Zero Talent, by Rudy Rice
This month to kick off our 2017 Football season, we're pleased to present our guest blog from retired SEFOA Official, Rudy Rice. Some great words of wisdom. Thanks Rudy!
Hi, my name is Rudy Rice and I was a member of the SEFOA for many years and I recently retired, but still have a passion for officiating. I asked Lance if I could share some experiences with everyone and he graciously has allowed me to jot down some items for you, so here goes:
Years ago my wife saw an ad in the local newspaper advertising for individuals that might be interested in becoming High School football officials. I played a little football at the High School level, which means I played JV, but was at best an average player. I never had a lot of talent but enjoyed the game, so I thought being an official might be fun and the ad said you could make some extra money. So I called, fast forward 28 years and here I am a retired Football Official.
What I would like to do in this short article is share 4 items that I picked up over the years that I believe will help the newer officials and hopefully some of the veterans will pick up something as well.

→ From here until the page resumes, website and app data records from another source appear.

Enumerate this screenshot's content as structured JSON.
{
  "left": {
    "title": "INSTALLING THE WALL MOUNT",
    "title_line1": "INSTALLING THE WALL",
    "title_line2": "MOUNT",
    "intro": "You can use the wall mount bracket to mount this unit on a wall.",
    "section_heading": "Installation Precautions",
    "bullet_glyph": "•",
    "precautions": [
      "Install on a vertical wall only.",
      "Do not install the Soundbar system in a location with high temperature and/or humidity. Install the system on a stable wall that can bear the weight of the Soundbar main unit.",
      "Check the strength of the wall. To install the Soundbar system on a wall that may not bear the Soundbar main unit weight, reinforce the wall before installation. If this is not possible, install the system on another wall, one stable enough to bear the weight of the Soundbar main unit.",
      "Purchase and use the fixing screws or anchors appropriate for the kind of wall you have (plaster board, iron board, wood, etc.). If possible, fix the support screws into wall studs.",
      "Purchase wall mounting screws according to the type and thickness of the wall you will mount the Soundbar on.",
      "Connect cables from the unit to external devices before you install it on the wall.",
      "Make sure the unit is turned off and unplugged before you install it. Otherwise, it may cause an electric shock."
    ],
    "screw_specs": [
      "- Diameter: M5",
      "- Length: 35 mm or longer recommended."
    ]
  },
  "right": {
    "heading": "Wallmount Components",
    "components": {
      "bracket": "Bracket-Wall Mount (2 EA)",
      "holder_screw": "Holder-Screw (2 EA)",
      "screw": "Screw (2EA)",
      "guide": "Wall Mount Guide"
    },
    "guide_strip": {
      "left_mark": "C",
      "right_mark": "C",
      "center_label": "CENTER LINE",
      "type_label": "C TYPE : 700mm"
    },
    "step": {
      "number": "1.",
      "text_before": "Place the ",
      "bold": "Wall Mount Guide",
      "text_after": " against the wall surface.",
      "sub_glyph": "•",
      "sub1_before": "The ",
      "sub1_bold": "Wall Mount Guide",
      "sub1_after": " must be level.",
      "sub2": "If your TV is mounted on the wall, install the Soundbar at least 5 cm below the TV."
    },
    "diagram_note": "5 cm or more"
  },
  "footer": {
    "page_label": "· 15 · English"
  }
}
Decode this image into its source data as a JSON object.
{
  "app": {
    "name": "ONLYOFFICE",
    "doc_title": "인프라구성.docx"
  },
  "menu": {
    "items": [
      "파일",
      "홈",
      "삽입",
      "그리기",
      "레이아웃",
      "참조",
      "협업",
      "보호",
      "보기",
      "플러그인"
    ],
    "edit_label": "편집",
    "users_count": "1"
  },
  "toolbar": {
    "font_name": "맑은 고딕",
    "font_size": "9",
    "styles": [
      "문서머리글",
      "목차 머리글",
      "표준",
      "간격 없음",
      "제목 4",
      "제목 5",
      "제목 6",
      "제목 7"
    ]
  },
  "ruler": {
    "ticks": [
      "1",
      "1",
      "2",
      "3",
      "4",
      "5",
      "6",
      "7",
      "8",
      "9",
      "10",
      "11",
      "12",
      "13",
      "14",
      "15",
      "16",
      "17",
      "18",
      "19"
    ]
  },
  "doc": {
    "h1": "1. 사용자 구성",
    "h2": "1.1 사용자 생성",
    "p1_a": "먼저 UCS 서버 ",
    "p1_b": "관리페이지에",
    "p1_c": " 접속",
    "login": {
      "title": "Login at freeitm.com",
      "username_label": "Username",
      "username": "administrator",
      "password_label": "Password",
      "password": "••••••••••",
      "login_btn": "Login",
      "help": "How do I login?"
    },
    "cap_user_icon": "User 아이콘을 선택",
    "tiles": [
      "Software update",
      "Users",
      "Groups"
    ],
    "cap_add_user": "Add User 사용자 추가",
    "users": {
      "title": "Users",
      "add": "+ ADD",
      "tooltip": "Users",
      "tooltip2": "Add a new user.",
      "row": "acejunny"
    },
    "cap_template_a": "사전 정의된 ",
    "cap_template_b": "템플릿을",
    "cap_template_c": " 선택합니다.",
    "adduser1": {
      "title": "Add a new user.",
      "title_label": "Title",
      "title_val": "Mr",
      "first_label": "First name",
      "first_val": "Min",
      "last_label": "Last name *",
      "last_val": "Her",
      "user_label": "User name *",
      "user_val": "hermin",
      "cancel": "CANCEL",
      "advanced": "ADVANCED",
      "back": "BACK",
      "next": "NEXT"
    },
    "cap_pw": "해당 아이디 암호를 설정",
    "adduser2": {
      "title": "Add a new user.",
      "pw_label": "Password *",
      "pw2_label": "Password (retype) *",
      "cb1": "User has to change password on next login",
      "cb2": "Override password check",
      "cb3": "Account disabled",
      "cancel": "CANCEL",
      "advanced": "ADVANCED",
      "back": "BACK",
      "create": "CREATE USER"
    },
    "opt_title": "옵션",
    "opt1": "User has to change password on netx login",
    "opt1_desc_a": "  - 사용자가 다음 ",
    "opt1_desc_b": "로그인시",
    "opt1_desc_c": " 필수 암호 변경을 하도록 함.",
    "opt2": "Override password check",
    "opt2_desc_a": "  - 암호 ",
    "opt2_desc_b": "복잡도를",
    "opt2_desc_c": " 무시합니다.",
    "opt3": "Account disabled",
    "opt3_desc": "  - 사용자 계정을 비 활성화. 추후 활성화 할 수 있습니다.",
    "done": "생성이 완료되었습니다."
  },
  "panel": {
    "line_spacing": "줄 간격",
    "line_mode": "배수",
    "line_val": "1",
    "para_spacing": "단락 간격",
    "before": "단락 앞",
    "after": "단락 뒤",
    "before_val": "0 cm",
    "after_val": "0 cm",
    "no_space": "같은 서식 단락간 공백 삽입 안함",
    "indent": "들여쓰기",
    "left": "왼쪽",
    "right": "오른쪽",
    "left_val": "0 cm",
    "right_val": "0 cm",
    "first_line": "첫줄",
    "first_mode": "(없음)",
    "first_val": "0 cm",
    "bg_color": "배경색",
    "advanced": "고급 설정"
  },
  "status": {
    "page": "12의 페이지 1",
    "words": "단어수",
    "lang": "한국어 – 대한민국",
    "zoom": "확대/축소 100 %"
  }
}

Being Prepared – Study the rules of the game; study the mechanics of the game. You may not be able to quote word for word each rule but you should have a better understanding of the rules and mechanics than any coach, player or fan. I do not want to tell you how much time you should dedicate to study because each of us are different. Some officials will study the rules and/or mechanics everyday while others may feel like they can accomplish their study goals in an every other day study habit. The one thing I will tell you is that no matter how long you have been officiating, if you are not picking up the rules and/or mechanics manual you are short changing your crew, players, coaches and fans. When you pick up your rule and/or mechanics books in July and come November the books look exactly the same, you are not prepared. If this sounds harsh look at how much time the players and coaches prepare, we should be giving, at least, the same effort. No matter how long we have been officiating preparing needs to be on everyone’s to do list. Being prepared also means having the proper Uniform and making sure it is clean, wrinkle free, fits properly and has been well taken care of. The first impression you make goes a long ways.
Being on Time – Here is one of the most important and easiest items that you will find in my list. No matter what level of officiating you are working there are time sensitive items that must be taken care of. Items like contacting the Crew Chief on games you are assigned, getting any paper work in required by your Assignor, getting to the game site at the time prescribed, or being at required meetings on time. All time sensitive items should be taken care of as quickly as possible and you will find out by doing this you will immediately earn some respect from your fellow officials, Crew Chief and Assignor.
Positive Attitude – This includes how the players, coaches and fans perceive you as well as your fellow officials. Don’t have the “I know it all” attitude. Be willing to listen to advice and constructive criticism. Most fellow officials are trying to help. I was very fortunate in my officiating career because I had several mentors that I could always call, email, or text and ask a question if I needed to do so. We should all be willing to mentor others and hopefully, no matter how long we have been officiating, we still have that one or two individuals that we can still run things by which will help us keep that Positive Attitude.
The items above all have one thing in common and that is they take ZERO TALENT. All of these items do not take any special talent what so ever to accomplish, so there is no excuse why all of us cannot do every one of these. When Zero Talent is required you are on equal grounds with everyone. Work on these Zero Talent required items and I promise you it will make you a better official.
I will close this with a short story someone once shared with me:
A friend was breaking into football officiating. He had gone to several meetings, for the new officials, over the last few months and was now attending his first clinic. One of the requirements at the clinic was that everyone, veterans and the new officials, had to run a half mile. One of the veteran officials, who also was one of the trainers for the new officials, took the 15 new officials to the side prior to the half mile run and had a talk with them. He wanted to let them know what was going on and also what was expected of them, because this would be the first time the new officials would be introduced and meet the veteran officials. At the end of his talk he told them “we are about to do the half mile run and I want all of you to remember these 3 things about the half mile run, one, do not finish last and two, do not finish first.” With this being said he starting walking over to the track where the run would take place and finally one of the new officials said “wait you said there were 3 things but only told us 2.” The veteran official/trainer calmly looked over at the 15 new officials and said “oh yeah, the third thing is DO NOT FINISH LAST”.
I share this with you because at the beginning of this “blog” I told you there were 4 items that I wanted to share with you but I only talked about 3. The fourth item is BEING PREPARED. Yes right back to the first item because I feel this is the most important. Preparation does not take any special talent and will make you a better official. The better prepared you are the faster you will get to the level of officiating you are trying to achieve. I am sure you can think of many more items that take Zero Talent which will be beneficial to you and others, so work on these items and share them with your fellow officials and hopefully it will make us all better officials.
Thanks and I wish everyone the best,
Lance Ulrich has been a football official since 2002, and a member of SEFOA since 2009.